Your output must reproduce all the records below precisely and contain no pictures.

-- RECORDS --
# # #

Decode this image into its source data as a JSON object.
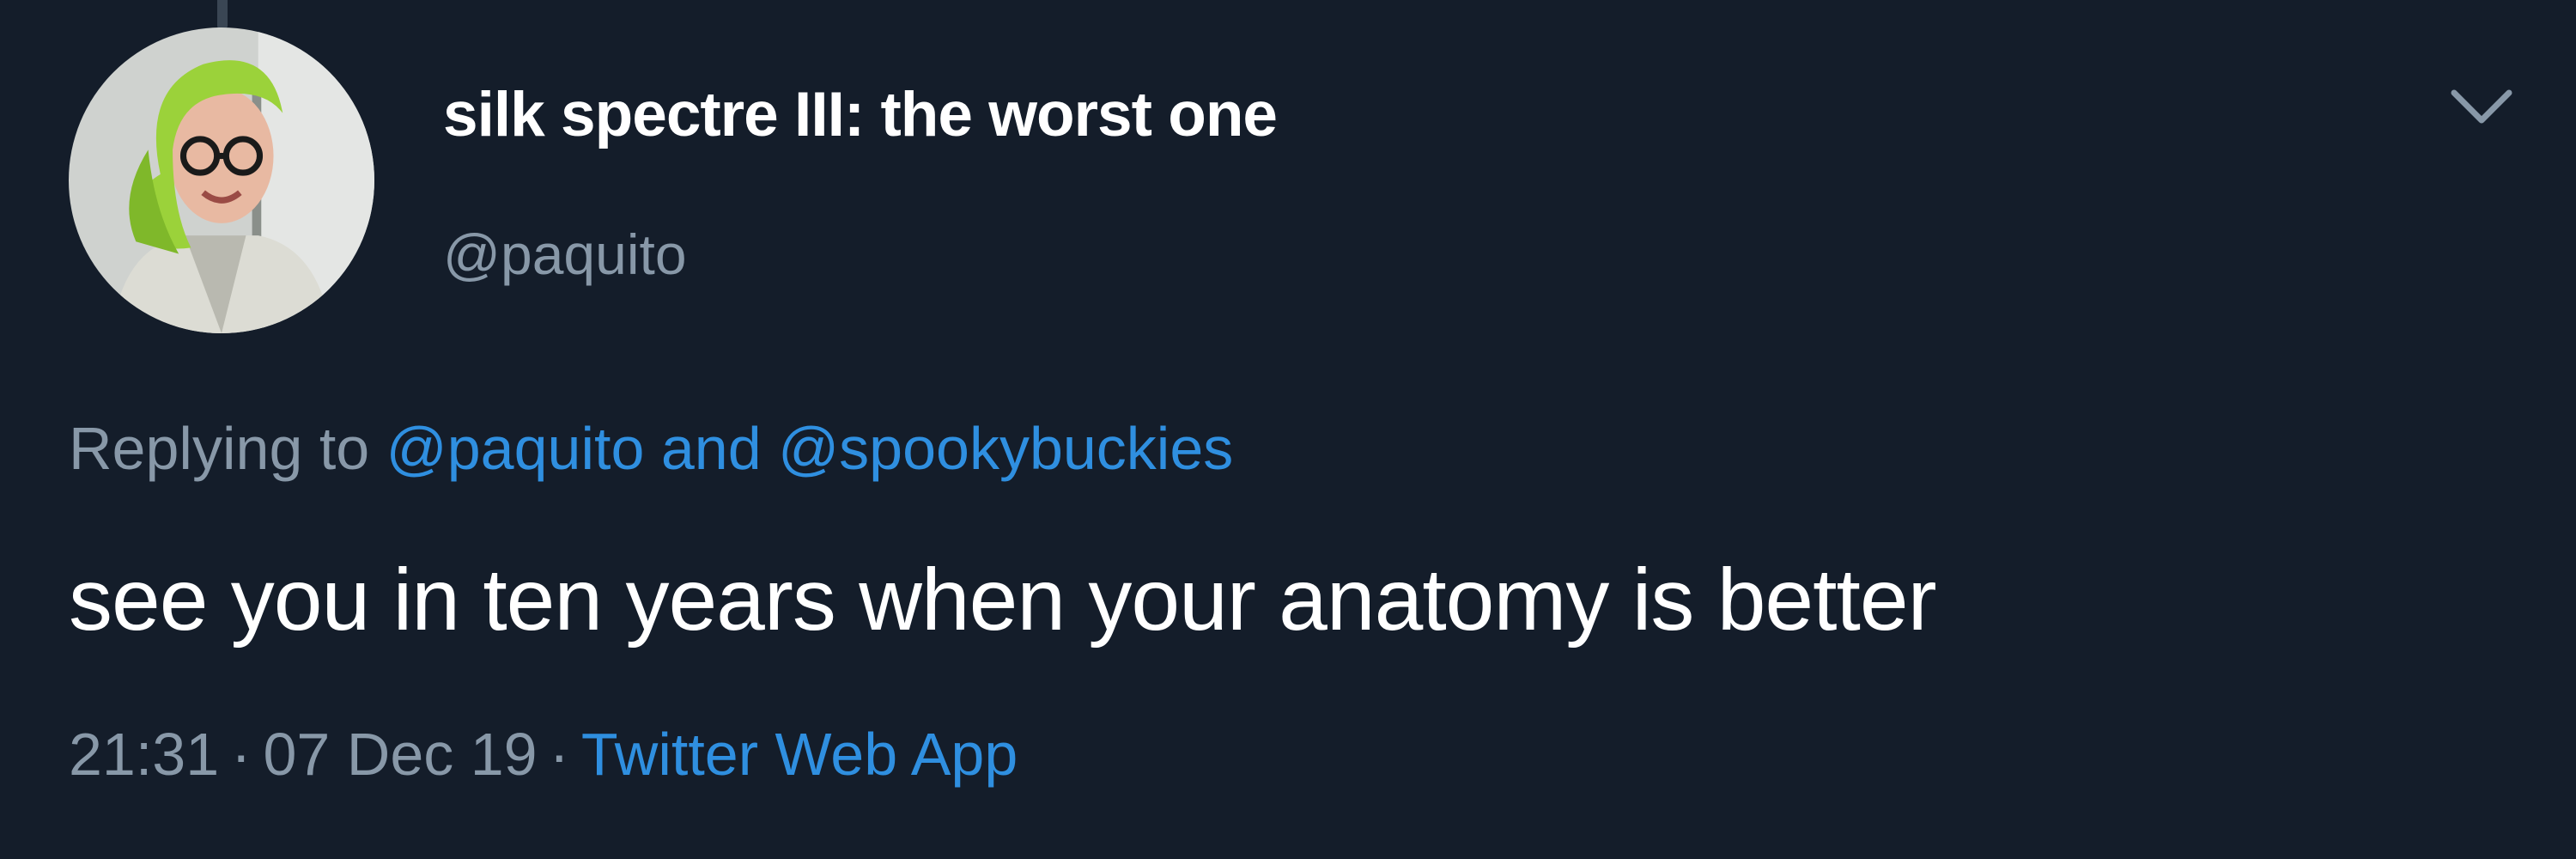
{
  "tweet": {
    "display_name": "silk spectre III: the worst one",
    "handle": "@paquito",
    "replying": {
      "prefix": "Replying to",
      "mention_1": "@paquito",
      "conjunction": "and",
      "mention_2": "@spookybuckies"
    },
    "text": "see you in ten years when your anatomy is better",
    "meta": {
      "time": "21:31",
      "separator": "·",
      "date": "07 Dec 19",
      "app": "Twitter Web App"
    },
    "avatar_icon": "user-avatar-photo",
    "menu_icon": "chevron-down-icon"
  },
  "colors": {
    "background": "#141d2a",
    "primary_text": "#ffffff",
    "secondary_text": "#8898a8",
    "accent": "#2f8fe0"
  }
}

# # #

-- OUTPUT BELOW --
Decode this image into its source data as a JSON object.
{
  "tweet": {
    "display_name": "silk spectre III: the worst one",
    "handle": "@paquito",
    "replying": {
      "prefix": "Replying to",
      "mention_1": "@paquito",
      "conjunction": "and",
      "mention_2": "@spookybuckies"
    },
    "text": "see you in ten years when your anatomy is better",
    "meta": {
      "time": "21:31",
      "separator": "·",
      "date": "07 Dec 19",
      "app": "Twitter Web App"
    },
    "avatar_icon": "user-avatar-photo",
    "menu_icon": "chevron-down-icon"
  },
  "colors": {
    "background": "#141d2a",
    "primary_text": "#ffffff",
    "secondary_text": "#8898a8",
    "accent": "#2f8fe0"
  }
}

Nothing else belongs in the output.